The Fransie Pienaar Museum in Prince Albert has a fine collection of fragments of china found in various places around the town.
I particularly enjoy the circle of mismatched fragments.
Coming across this porcelain wash basin and jug in the Prince Albert museum jogged my memory back to when I was about ten years old, visiting my Great Aunt Mary in Colesberg.
Even then it was like walking through a living museum for every bedroom was equipped not only with such basins and jugs, but there was a porcelain potty discreetly tucked under every bed! I swore blind that I could feel the ghosts around me and the creaking wooden floorboards during the night convinced me I was not far from wrong. How I wish I could own one of these now!

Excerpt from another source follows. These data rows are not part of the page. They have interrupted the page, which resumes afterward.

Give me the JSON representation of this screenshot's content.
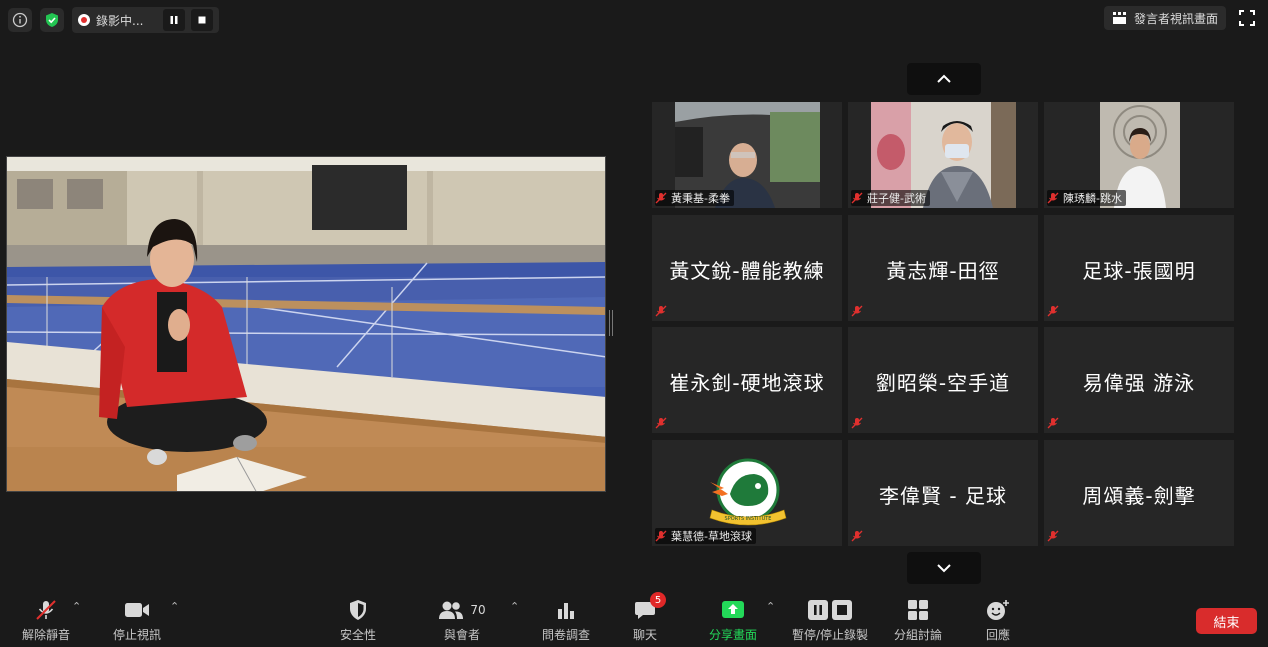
{
  "top_bar": {
    "info_icon": "info-icon",
    "security_icon": "shield-check-icon",
    "recording_label": "錄影中...",
    "speaker_view_label": "發言者視訊畫面"
  },
  "gallery": {
    "tiles": [
      {
        "name": "黃秉基-柔拳",
        "has_video": true
      },
      {
        "name": "莊子健-武術",
        "has_video": true
      },
      {
        "name": "陳琇麟-跳水",
        "has_video": true
      },
      {
        "name": "黃文銳-體能教練",
        "has_video": false
      },
      {
        "name": "黃志輝-田徑",
        "has_video": false
      },
      {
        "name": "足球-張國明",
        "has_video": false
      },
      {
        "name": "崔永釗-硬地滾球",
        "has_video": false
      },
      {
        "name": "劉昭榮-空手道",
        "has_video": false
      },
      {
        "name": "易偉强 游泳",
        "has_video": false
      },
      {
        "name": "葉慧德-草地滾球",
        "has_video": false,
        "logo": "SPORTS INSTITUTE"
      },
      {
        "name": "李偉賢 - 足球",
        "has_video": false
      },
      {
        "name": "周頌義-劍擊",
        "has_video": false
      }
    ]
  },
  "toolbar": {
    "unmute": "解除靜音",
    "stop_video": "停止視訊",
    "security": "安全性",
    "participants": "與會者",
    "participants_count": "70",
    "polls": "問卷調查",
    "chat": "聊天",
    "chat_badge": "5",
    "share_screen": "分享畫面",
    "pause_stop_recording": "暫停/停止錄製",
    "breakout_rooms": "分組討論",
    "reactions": "回應",
    "end": "結束"
  },
  "colors": {
    "background": "#1a1a1a",
    "tile": "#262626",
    "share_green": "#23d959",
    "end_red": "#d92c2c",
    "badge_red": "#e02828",
    "muted_red": "#e0302e"
  }
}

My Great-Granny Joan Donald lived in that house until she died at the age of almost 101. Her daughter, Mary, continued living there until her death in her eighties, after which some artifacts from her home ended up in the Colesberg museum where I saw them many years later.
Their family name lives on, for that house has been renovated completely and is now run as Donalds Guest House – looking very different from when I first visited it and yet still strangely familiar.

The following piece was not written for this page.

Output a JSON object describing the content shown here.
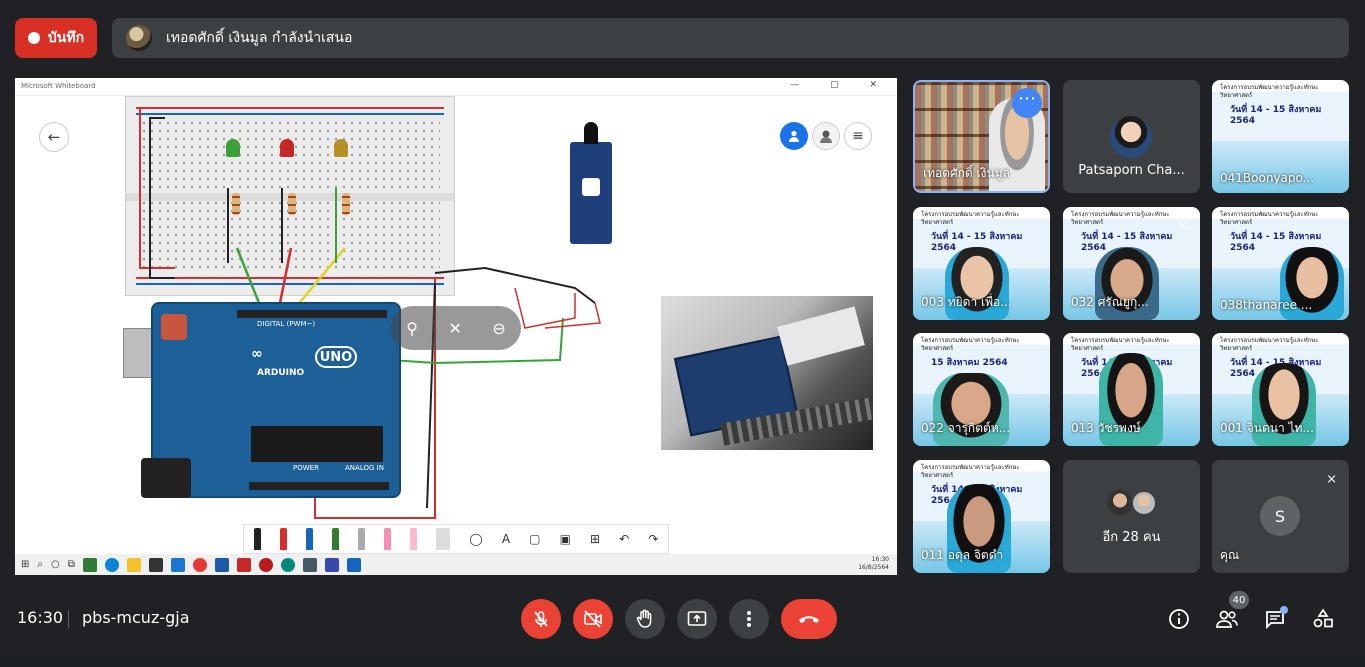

The museum in Cathcart is typical of small rural museums which end up as the repositories for items families no longer want: shelves are crammed with bric-a-brac in the form of clothes, ornaments, tools and so on. This room displayed the kitchen equipment that has been thrown out in favour of modern electrical appliances that do various tasks in double-quick time – yet I remember many from our farm kitchen.
Every kitchen in my youth sported a blue-and-white striped jug similar to the one on the top shelf. My mother had a large one that we used for milk. I purchased a much smaller one when setting up home for the first time – it has not survived the travails of moving over and over again. I still have two metal moulds (see bottom left) which my grandmother used for making jelly. On another shelf are several examples of metal mincers. I remember helping my mother making mince by feeding blocks of beef in at the top then winding the handle and being fascinated by the little ‘worms’ of mince being extruded at the bottom. At least in this way we knew what was in our mince! Those metal colanders were so much more useful than the average plastic ones in stores these days – these melt or crack with time, while, as you can see from the above display, the enamel ones seemingly last forever! Almost hidden in the corner of the third shelf from the top is a sadiron – we had a variety of these at our farm house before there was electricity. They were heated up on the coal stove and carefully wiped on a damp cloth before we ironed anything – and were very efficient at keeping their heat. Of course several were needed on the stove if one had a large pile of ironing to get through.